However, it’s important to note that in order for that court proceeding to go ahead, a lawsuit must be filed within a certain time-frame or deadline. If you are unable to file the lawsuit with the court before the deadline has run out, you will ultimately lose your right to recover any compensation.

Statute of Limitations

The deadline in place in regards to legal malpractice lawsuits is called the statute of limitations. Often, legal malpractice claims are based on issues of negligence, breach of contract, or breach of fiduciary duty. In cases of legal malpractice, the statute of limitation can be defined as one of two dates. Whichever deadline date comes first should be the one that you use to calculate your deadline.

The first date option is the date on which the attorney wronged you, plus four years. The second date option is the date that the client should have, or actually discovered the wrongdoing, plus one year.

There is an exception in place if the attorney in question has committed actual fraud. In this case, a different statute of limitations that lasts for a period of three years will apply.

The Delayed Discovery Rule
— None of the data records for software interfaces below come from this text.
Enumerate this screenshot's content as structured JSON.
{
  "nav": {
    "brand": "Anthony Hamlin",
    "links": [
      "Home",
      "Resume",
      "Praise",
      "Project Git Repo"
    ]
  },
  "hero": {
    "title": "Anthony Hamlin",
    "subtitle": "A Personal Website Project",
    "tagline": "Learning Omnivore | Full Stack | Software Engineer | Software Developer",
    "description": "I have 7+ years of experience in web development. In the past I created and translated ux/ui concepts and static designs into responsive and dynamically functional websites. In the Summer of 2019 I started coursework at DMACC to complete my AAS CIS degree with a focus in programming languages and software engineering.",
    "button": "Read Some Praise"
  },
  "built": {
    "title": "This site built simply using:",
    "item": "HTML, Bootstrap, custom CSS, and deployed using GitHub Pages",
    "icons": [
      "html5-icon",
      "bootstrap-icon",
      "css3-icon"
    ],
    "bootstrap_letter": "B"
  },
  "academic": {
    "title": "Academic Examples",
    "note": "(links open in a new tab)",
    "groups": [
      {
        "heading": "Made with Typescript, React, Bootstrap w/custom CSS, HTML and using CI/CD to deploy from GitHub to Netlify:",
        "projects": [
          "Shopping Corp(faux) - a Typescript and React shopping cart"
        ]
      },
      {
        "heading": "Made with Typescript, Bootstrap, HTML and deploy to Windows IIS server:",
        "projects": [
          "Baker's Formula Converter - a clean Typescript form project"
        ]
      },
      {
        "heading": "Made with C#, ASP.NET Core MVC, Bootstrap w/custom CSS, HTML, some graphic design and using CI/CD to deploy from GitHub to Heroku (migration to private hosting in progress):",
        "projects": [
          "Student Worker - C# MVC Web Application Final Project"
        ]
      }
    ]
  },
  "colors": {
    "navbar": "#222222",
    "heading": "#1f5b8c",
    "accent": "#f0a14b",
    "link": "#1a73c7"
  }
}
In California, the option for the deadline that begins one year after the client discovers the wrongdoing will not start until that client has had actual knowledge of the facts involved in the wrongdoing. Under the rule of delayed discovery, the statute of limitations will begin when the plaintiff suspects, or begins to suspect that his injury was caused by his or her attorney in some way. In other words, if you are concerned that you may have been affected by legal malpractice, it is important to seek out the facts and contact a legal malpractice attorney as quickly as possible.

Keep in mind, however, that if the four-year deadline does apply first, the delayed discovery rule will not apply.
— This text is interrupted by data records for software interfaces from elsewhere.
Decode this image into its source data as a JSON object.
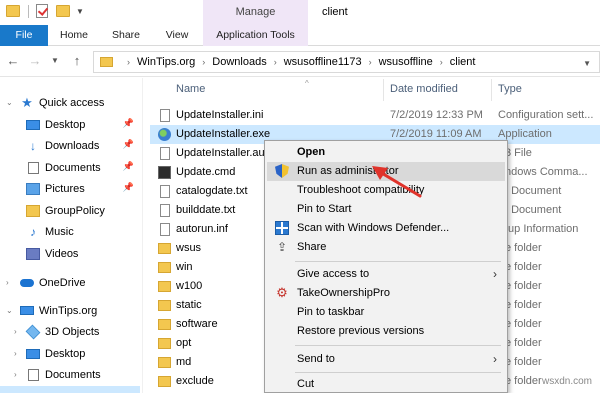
{
  "titlebar": {
    "manage_label": "Manage",
    "window_title": "client"
  },
  "ribbon": {
    "tabs": [
      "File",
      "Home",
      "Share",
      "View",
      "Application Tools"
    ]
  },
  "address": {
    "crumbs": [
      "WinTips.org",
      "Downloads",
      "wsusoffline1173",
      "wsusoffline",
      "client"
    ]
  },
  "navpane": {
    "items": [
      {
        "label": "Quick access",
        "icon": "star-icon"
      },
      {
        "label": "Desktop",
        "icon": "desktop-icon",
        "pinned": true
      },
      {
        "label": "Downloads",
        "icon": "download-icon",
        "pinned": true
      },
      {
        "label": "Documents",
        "icon": "documents-icon",
        "pinned": true
      },
      {
        "label": "Pictures",
        "icon": "pictures-icon",
        "pinned": true
      },
      {
        "label": "GroupPolicy",
        "icon": "folder-icon"
      },
      {
        "label": "Music",
        "icon": "music-icon"
      },
      {
        "label": "Videos",
        "icon": "videos-icon"
      },
      {
        "label": "OneDrive",
        "icon": "onedrive-icon"
      },
      {
        "label": "WinTips.org",
        "icon": "computer-icon"
      },
      {
        "label": "3D Objects",
        "icon": "3d-objects-icon"
      },
      {
        "label": "Desktop",
        "icon": "desktop-icon"
      },
      {
        "label": "Documents",
        "icon": "documents-icon"
      }
    ]
  },
  "filelist": {
    "columns": [
      "Name",
      "Date modified",
      "Type"
    ],
    "rows": [
      {
        "name": "UpdateInstaller.ini",
        "date": "7/2/2019 12:33 PM",
        "type": "Configuration sett..."
      },
      {
        "name": "UpdateInstaller.exe",
        "date": "7/2/2019 11:09 AM",
        "type": "Application"
      },
      {
        "name": "UpdateInstaller.au3",
        "date": "",
        "type": "3 File"
      },
      {
        "name": "Update.cmd",
        "date": "",
        "type": "ndows Comma..."
      },
      {
        "name": "catalogdate.txt",
        "date": "",
        "type": "t Document"
      },
      {
        "name": "builddate.txt",
        "date": "",
        "type": "t Document"
      },
      {
        "name": "autorun.inf",
        "date": "",
        "type": "tup Information"
      },
      {
        "name": "wsus",
        "date": "",
        "type": "e folder"
      },
      {
        "name": "win",
        "date": "",
        "type": "e folder"
      },
      {
        "name": "w100",
        "date": "",
        "type": "e folder"
      },
      {
        "name": "static",
        "date": "",
        "type": "e folder"
      },
      {
        "name": "software",
        "date": "",
        "type": "e folder"
      },
      {
        "name": "opt",
        "date": "",
        "type": "e folder"
      },
      {
        "name": "md",
        "date": "",
        "type": "e folder"
      },
      {
        "name": "exclude",
        "date": "",
        "type": "e folder"
      }
    ]
  },
  "context_menu": {
    "items": [
      "Open",
      "Run as administrator",
      "Troubleshoot compatibility",
      "Pin to Start",
      "Scan with Windows Defender...",
      "Share",
      "Give access to",
      "TakeOwnershipPro",
      "Pin to taskbar",
      "Restore previous versions",
      "Send to",
      "Cut"
    ]
  },
  "watermark": "wsxdn.com",
  "colors": {
    "file_tab": "#1979ca",
    "manage_tab": "#f0e6f7",
    "selection": "#cce8ff",
    "arrow": "#e0332b"
  }
}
Complications of SOL law

Because the laws surrounding the statutes of limitations are often highly complex, it’s important to speak to a lawyer as quickly as possible if you feel that you may have grounds for a legal malpractice case. Even if you believe that the deadline for your personal statute of limitations has passed, it’s worth speaking to a professional, as there are some exceptions that can extend the amount of time any plaintiff has to seek justice for malpractice.

To learn more about the statutes of limitations involved in a legal malpractice case, or to get advice, please contact Makarem & Associates at your earliest convenience. The lawyers at M&A will be able to offer you the best information in order to proceed with your case. Ron Makarem is a Certified Legal Malpractice Specialist by the California State Bar. Your consultation is completely confidential and at no cost. Call 800-610-9646 or email [email protected].